In finding out how perception may be impacted, I found a large overview, or meta-analysis, examining an array of experiments done to study the relationship between (no lyric) music and perception. Differing experiments were discussed, each one having slightly different variables. In most of these experiments, visual stimuli were used in combination with music to help evaluate the ways and situations in which music has an effect on perception (Hanser, Mark 305).
Authors Waldie Hanser and Ruth Mark stated that these experiments involved participants listening to happy or sad music while or before having to rate the emotionality of a picture of a person’s facial expression. The facial expressions were rated on a point scale. It was found in multiple experiments that participants listening to happy music while rating a picture would rate it more highly in mood, while participants listening to sad music while rating a picture would rate it lower in mood (Hanser, Mark).
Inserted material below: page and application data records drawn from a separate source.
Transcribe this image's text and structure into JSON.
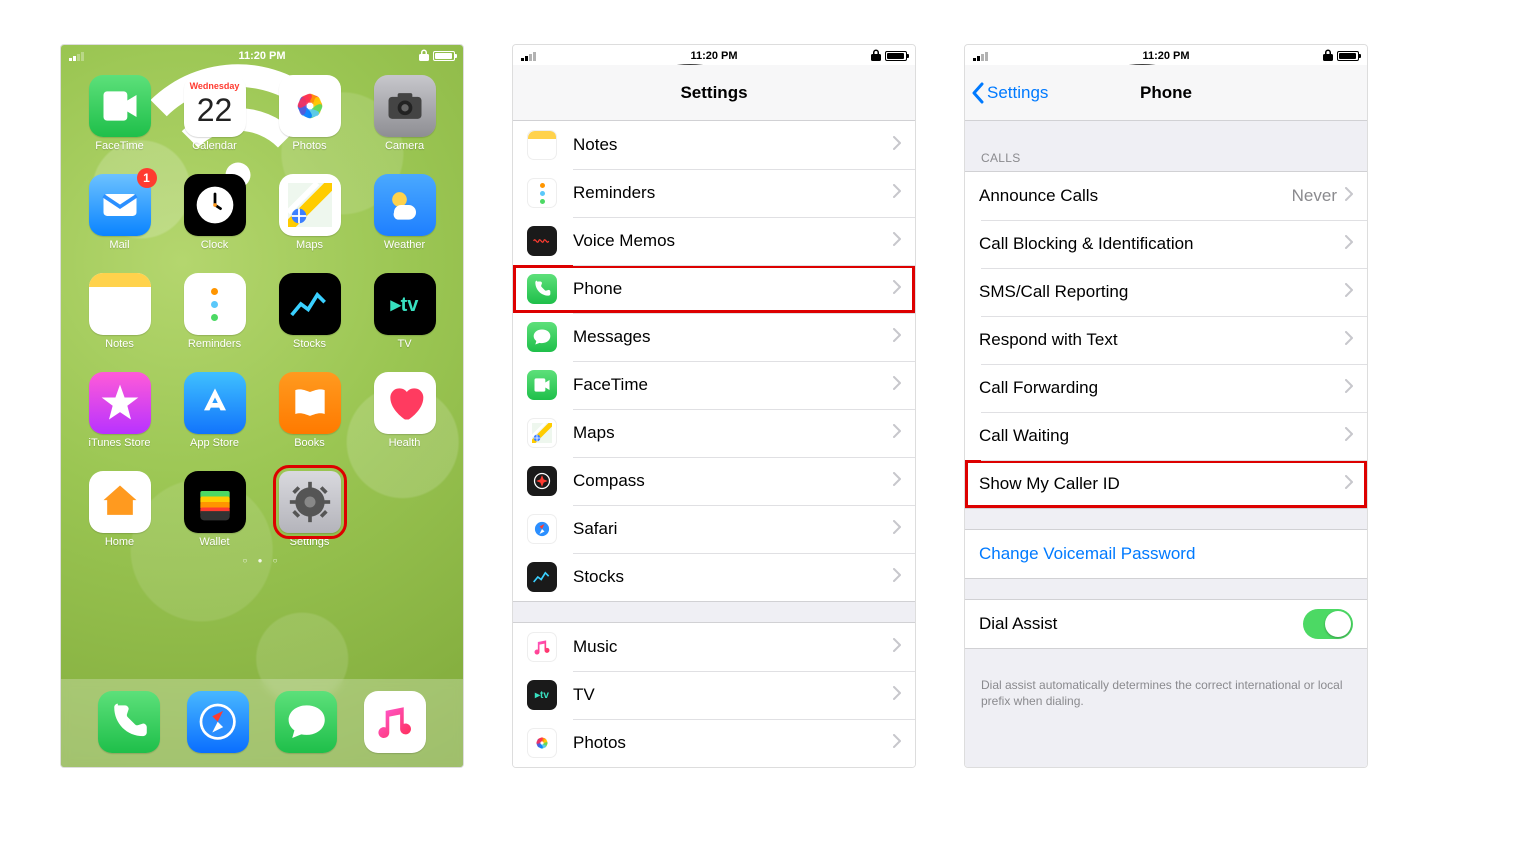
{
  "status": {
    "time": "11:20 PM"
  },
  "home": {
    "apps": [
      {
        "name": "FaceTime",
        "icon": "facetime"
      },
      {
        "name": "Calendar",
        "icon": "calendar",
        "cal_day": "Wednesday",
        "cal_date": "22"
      },
      {
        "name": "Photos",
        "icon": "photos"
      },
      {
        "name": "Camera",
        "icon": "camera"
      },
      {
        "name": "Mail",
        "icon": "mail",
        "badge": "1"
      },
      {
        "name": "Clock",
        "icon": "clock"
      },
      {
        "name": "Maps",
        "icon": "maps"
      },
      {
        "name": "Weather",
        "icon": "weather"
      },
      {
        "name": "Notes",
        "icon": "notes"
      },
      {
        "name": "Reminders",
        "icon": "reminders"
      },
      {
        "name": "Stocks",
        "icon": "stocks"
      },
      {
        "name": "TV",
        "icon": "tv",
        "glyph": "▸tv"
      },
      {
        "name": "iTunes Store",
        "icon": "itunes"
      },
      {
        "name": "App Store",
        "icon": "appstore"
      },
      {
        "name": "Books",
        "icon": "books"
      },
      {
        "name": "Health",
        "icon": "health"
      },
      {
        "name": "Home",
        "icon": "home"
      },
      {
        "name": "Wallet",
        "icon": "wallet"
      },
      {
        "name": "Settings",
        "icon": "settings",
        "highlight": true
      }
    ],
    "dock": [
      {
        "name": "Phone",
        "icon": "phone"
      },
      {
        "name": "Safari",
        "icon": "safari"
      },
      {
        "name": "Messages",
        "icon": "messages"
      },
      {
        "name": "Music",
        "icon": "music"
      }
    ]
  },
  "settings_root": {
    "title": "Settings",
    "groups": [
      {
        "rows": [
          {
            "label": "Notes",
            "icon": "notes"
          },
          {
            "label": "Reminders",
            "icon": "reminders"
          },
          {
            "label": "Voice Memos",
            "icon": "voicememos"
          },
          {
            "label": "Phone",
            "icon": "phone",
            "highlight": true
          },
          {
            "label": "Messages",
            "icon": "messages"
          },
          {
            "label": "FaceTime",
            "icon": "facetime"
          },
          {
            "label": "Maps",
            "icon": "maps"
          },
          {
            "label": "Compass",
            "icon": "compass"
          },
          {
            "label": "Safari",
            "icon": "safari"
          },
          {
            "label": "Stocks",
            "icon": "stocks"
          }
        ]
      },
      {
        "rows": [
          {
            "label": "Music",
            "icon": "music"
          },
          {
            "label": "TV",
            "icon": "tv"
          },
          {
            "label": "Photos",
            "icon": "photos"
          }
        ]
      }
    ]
  },
  "phone_settings": {
    "back_label": "Settings",
    "title": "Phone",
    "calls_header": "CALLS",
    "calls": [
      {
        "label": "Announce Calls",
        "detail": "Never"
      },
      {
        "label": "Call Blocking & Identification"
      },
      {
        "label": "SMS/Call Reporting"
      },
      {
        "label": "Respond with Text"
      },
      {
        "label": "Call Forwarding"
      },
      {
        "label": "Call Waiting"
      },
      {
        "label": "Show My Caller ID",
        "highlight": true
      }
    ],
    "voicemail_label": "Change Voicemail Password",
    "dial_assist_label": "Dial Assist",
    "dial_assist_note": "Dial assist automatically determines the correct international or local prefix when dialing."
  }
}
Additionally, experiments were done in which music was played prior to the presentation of the visual stimuli to be rated by participants. In a specific study by Nidhya Logeswaran and Joydeep Bhattacharya, as explained by Hanser and Mark, a wider range of music was used than just happy and sad, measuring on the music and the person on the variable of arousal. Additionally, they had participants rate neutral visual stimuli (Hanser, Mark 314). In this specific study, the effects of the music seemed to be stronger when the stimuli (such as a picture of a person’s facial expression) was neutral or ambiguous (Hanser, Mark 313). This overview showed that there is a definite correlation between happy and sad music and the way in which people perceive visual stimuli.
Writing for Scientific American, sognitive science professor Mark Changizi has an argument in support of Hanser and Mark’s overview, specifically citing this Logeswaran and Bhattacharya study in discussing how music affects emotion. Changizi explains that the study shows a connection between auditory senses and the evoking of emotion, but clarifies that it is not clear why music has such an effect. In trying to deduce why music is so emotionally provoking, he hypothesizes that this is due to music’s relation to language, making it an abstract form of it (Changizi). Changizi’s other hypothesized reason for music’s emotional effect is its relation to the human movement of dancing, its auditory stimulation helping bringing it to the mind.
All in all, both Hanser and Mark’s meta-analysis and Changizi’s hypothesizing agree on the correlation between music and a person’s emotions and feelings having a possible causation in the auditory stimulation crossing over through the system of senses. While no causation has been established, Hanser and Mark concluded that in future studies there must be experiments in which a more direct relationship can be established (320).